Carrie Zoromski, who now lives in Greenville and attends St. Marys Church there, is one of them.
"When I come back to St. Williams," she said, "it's like coming home to my faith family. I miss being in
a small parish where wed stand outside and talk for half an hour after the service. My faith was formed
at St. Williams. When I'm there, I remember an aunt, a neighbor, a friend--those who were there when
this church started."
Originally called All Saints, the church began in 1911, holding Mass in the vacant half of Elands
Kutchens Drugstore. In 1913, a donation of land and an anonymous gift of money helped make it
possible for parishioners to build their own facility, provided they change the churchs name to St.
William. The building was complted in 1914.
In 1960, St. William became a mission to Holy Family Church in Wittenberg. Several years later, when
parishioners were asked to consolidate with Holy Family, they voted to remain a mission church.
Last year when Fr. Carroll was given responsibility for Eland and Wittenberg, in addition to his parishes
in Tigerton and Marion, it was no longer feasible to hold weekly services in all four locations, according
to Mark Mogilka, Director of Pastoral Services . The Pastoral Council approved the merger
"We held an open parish meeting in Eland," Mogilka said, "and we asked them what they wanted to do.
They wanted to maintain the Eland worship site, and if they can do so, great! I expect that there will be
representatives of St. William on the new Parish Council, but that decision will be made by the local
committee, not the Diocese."
Kay Norrbom, who served as church treasurer as did her father before her, said she will give the
combined parish a try. "Everyone wants to know what we're going to do," she said, "because we we're so
involved.

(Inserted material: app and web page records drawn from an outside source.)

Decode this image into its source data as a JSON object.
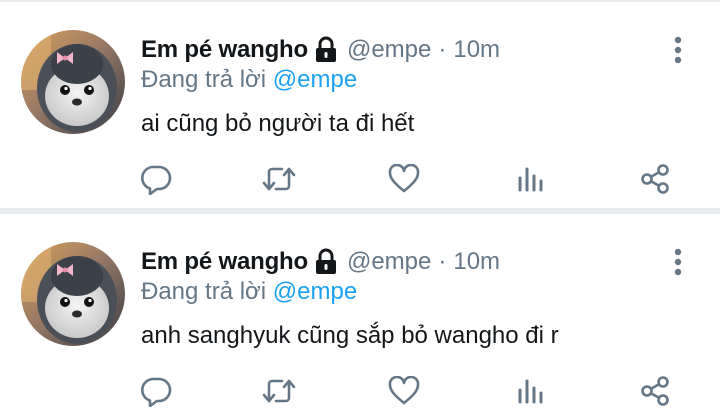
{
  "colors": {
    "name": "#14171a",
    "meta": "#657786",
    "mention": "#1da1f2",
    "icon": "#657786",
    "divider": "#e9ecef"
  },
  "tweets": [
    {
      "display_name": "Em pé wangho",
      "handle": "@empe",
      "separator": "·",
      "time": "10m",
      "reply_prefix": "Đang trả lời",
      "reply_mention": "@empe",
      "text": "ai cũng bỏ người ta đi hết",
      "icons": [
        "lock-icon",
        "more-vertical-icon",
        "reply-icon",
        "retweet-icon",
        "like-icon",
        "stats-icon",
        "share-icon"
      ]
    },
    {
      "display_name": "Em pé wangho",
      "handle": "@empe",
      "separator": "·",
      "time": "10m",
      "reply_prefix": "Đang trả lời",
      "reply_mention": "@empe",
      "text": "anh sanghyuk cũng sắp bỏ wangho đi r",
      "icons": [
        "lock-icon",
        "more-vertical-icon",
        "reply-icon",
        "retweet-icon",
        "like-icon",
        "stats-icon",
        "share-icon"
      ]
    }
  ]
}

The Christian Mothers will continue to meet in homes like we always have, but things will be
Clayton Norrbom, who grew up at St. Andrew and is now in graduate school in Boston, said, "Eland has suffered the fate of many other small towns. In the past ten years, we lost our grocery store, bank, car garage and rail-line. The loss of the church seems to be just one more step toward my hometown losing its identity. . . . the loss of one more place where people come to meet and get to know each other . . . a place that makes a little town a town, not just a collection of houses."
"I know that if I flew there right now," he added, "there would be open arms waiting for me. Everybody does really know everybody else, and they care about them as well."